START DATA SUPPLIED
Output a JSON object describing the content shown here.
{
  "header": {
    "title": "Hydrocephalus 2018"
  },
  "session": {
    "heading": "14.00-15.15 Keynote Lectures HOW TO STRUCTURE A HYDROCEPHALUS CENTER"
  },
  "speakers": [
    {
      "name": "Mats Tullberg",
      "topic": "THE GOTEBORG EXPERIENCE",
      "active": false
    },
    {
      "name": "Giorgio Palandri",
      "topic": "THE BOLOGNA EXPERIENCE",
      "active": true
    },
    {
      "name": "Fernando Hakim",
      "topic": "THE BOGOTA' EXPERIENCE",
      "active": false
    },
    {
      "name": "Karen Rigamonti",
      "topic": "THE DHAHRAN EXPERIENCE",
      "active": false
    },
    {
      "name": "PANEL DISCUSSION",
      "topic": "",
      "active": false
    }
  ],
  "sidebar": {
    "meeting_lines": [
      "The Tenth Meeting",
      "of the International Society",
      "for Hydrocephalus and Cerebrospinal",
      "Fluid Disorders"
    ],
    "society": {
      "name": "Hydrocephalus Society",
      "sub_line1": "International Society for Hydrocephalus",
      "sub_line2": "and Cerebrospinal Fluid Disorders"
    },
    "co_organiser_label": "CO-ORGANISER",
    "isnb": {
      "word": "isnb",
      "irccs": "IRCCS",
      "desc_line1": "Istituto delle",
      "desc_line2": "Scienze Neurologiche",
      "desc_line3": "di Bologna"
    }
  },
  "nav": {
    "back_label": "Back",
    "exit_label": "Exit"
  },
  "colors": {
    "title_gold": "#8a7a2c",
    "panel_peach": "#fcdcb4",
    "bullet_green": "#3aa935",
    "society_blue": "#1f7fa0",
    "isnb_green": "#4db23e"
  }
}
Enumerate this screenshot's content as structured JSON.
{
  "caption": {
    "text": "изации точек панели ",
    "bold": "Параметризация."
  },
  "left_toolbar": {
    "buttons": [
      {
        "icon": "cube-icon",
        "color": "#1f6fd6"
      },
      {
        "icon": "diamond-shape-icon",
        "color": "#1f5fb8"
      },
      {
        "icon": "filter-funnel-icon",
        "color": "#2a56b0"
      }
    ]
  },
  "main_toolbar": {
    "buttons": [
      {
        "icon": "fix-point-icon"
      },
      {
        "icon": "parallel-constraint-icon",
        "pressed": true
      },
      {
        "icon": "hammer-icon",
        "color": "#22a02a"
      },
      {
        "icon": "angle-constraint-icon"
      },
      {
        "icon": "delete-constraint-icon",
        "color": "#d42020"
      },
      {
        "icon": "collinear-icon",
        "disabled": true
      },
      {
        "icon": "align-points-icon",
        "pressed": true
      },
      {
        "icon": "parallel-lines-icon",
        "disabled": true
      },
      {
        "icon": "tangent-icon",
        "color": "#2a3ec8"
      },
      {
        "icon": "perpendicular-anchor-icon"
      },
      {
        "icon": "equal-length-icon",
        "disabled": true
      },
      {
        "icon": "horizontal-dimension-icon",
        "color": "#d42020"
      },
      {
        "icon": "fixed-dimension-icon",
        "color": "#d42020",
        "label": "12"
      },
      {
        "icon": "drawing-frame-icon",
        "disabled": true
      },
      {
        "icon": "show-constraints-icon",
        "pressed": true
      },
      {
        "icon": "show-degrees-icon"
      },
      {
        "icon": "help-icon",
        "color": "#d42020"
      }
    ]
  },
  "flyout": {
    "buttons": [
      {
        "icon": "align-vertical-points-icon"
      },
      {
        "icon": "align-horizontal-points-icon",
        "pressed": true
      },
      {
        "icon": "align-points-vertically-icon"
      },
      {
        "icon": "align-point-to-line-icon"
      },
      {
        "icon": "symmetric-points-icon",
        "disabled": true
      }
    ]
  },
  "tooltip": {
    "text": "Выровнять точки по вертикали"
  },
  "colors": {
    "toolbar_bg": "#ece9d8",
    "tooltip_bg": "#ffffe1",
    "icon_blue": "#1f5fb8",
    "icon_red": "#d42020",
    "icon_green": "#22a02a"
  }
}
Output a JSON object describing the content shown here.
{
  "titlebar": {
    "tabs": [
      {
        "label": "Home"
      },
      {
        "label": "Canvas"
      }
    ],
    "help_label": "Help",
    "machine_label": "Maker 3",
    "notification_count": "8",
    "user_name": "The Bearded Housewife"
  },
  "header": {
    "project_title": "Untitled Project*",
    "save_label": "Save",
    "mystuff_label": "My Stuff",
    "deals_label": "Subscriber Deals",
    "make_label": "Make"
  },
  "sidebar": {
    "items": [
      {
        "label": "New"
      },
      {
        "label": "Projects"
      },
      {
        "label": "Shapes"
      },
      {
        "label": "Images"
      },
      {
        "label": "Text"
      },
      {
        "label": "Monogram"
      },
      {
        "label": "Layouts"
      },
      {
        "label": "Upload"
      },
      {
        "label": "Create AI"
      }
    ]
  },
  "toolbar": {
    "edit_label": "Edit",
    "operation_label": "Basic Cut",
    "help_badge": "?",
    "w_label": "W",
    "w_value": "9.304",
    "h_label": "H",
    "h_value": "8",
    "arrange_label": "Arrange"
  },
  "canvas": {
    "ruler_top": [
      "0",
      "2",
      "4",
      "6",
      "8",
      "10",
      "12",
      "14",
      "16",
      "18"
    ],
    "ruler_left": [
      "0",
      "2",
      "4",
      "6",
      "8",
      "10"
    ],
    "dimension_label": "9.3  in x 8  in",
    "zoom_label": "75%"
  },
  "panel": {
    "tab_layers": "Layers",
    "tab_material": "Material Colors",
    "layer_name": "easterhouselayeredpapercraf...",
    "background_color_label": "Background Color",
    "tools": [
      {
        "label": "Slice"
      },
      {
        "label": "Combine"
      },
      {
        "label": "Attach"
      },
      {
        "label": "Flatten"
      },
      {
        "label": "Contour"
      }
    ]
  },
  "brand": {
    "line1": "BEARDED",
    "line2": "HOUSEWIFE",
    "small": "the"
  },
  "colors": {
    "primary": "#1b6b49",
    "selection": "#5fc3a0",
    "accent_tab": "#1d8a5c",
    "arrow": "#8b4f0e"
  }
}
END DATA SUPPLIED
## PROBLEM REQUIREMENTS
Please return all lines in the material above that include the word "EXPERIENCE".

## RESULT OF THE TASK
      "topic": "THE GOTEBORG EXPERIENCE",
      "topic": "THE BOLOGNA EXPERIENCE",
      "topic": "THE BOGOTA' EXPERIENCE",
      "topic": "THE DHAHRAN EXPERIENCE",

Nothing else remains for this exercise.